This translates into a bound on the summation as b+1 ∫a b f (t)dt ≤ a f (i) ≤ i=a b ∫ a−1 f (t)dt. EXAMPLE As our final example of evaluating the asymptotic behavior of a summation by integrals, we consider the function n f (n) = a k p k=1 for p > 0. Recall that we showed earlier in this chapter that f (n) = a k p = Θ 1n p+12 . n k=1 However, the purpose of this example is to show how to obtain this result by the method we have been considering that relates summations to integrals. Recall that a function f is increasing if u < v ⇒ f (u) < f(v).

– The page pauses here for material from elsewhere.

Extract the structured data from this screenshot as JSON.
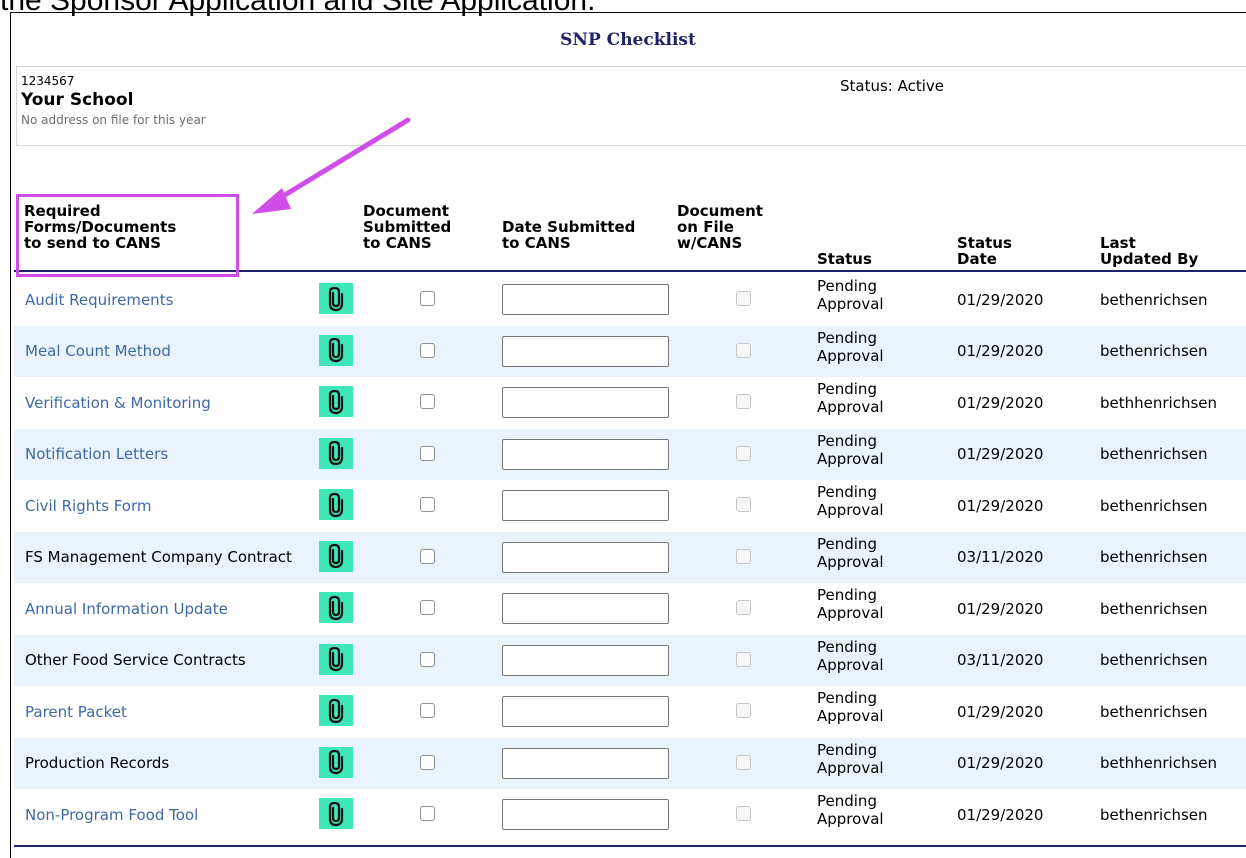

In the case where lim We now give some examples of how to determine asymptotic relationships based on taking limits of a quotient. EXAMPLE Let f (n) = n(n + 1) and g(n) = n2. 2 Then we can show that f (n) = Θ(g(n)) since lim n→ ∞ f (n) n2 + n = lim = g(n) n→ ∞ 2n2 (dividing both numerator and denominator by n2) 1+ lim n→ ∞ 2 1 n 1 = . 2 EXAMPLE If P(n) is a polynomial of degree d > 0, then P(n) = Θ(nd). This can be seen as d follows. The hypothesis implies P(n) = a ai ni for some set of coefficients 5ai6i=0 with ad ≠ 0.
Due to electronic rights, some third party content may be suppressed from the eBook and/or eChapter(s). Editorial review has deemed that any suppressed content does not materially affect the overall learning experience. Cengage Learning reserves the right to remove additional content at any time if subsequent rights restrictions require it. Reference Guide xxix Common Summations n Sum of Constant Terms: a 1 = n i=1 Arithmetic Series: a ai = n c a1 + n i=1 (n − 1)d d , where ai+1 = ai + d, for some constant d.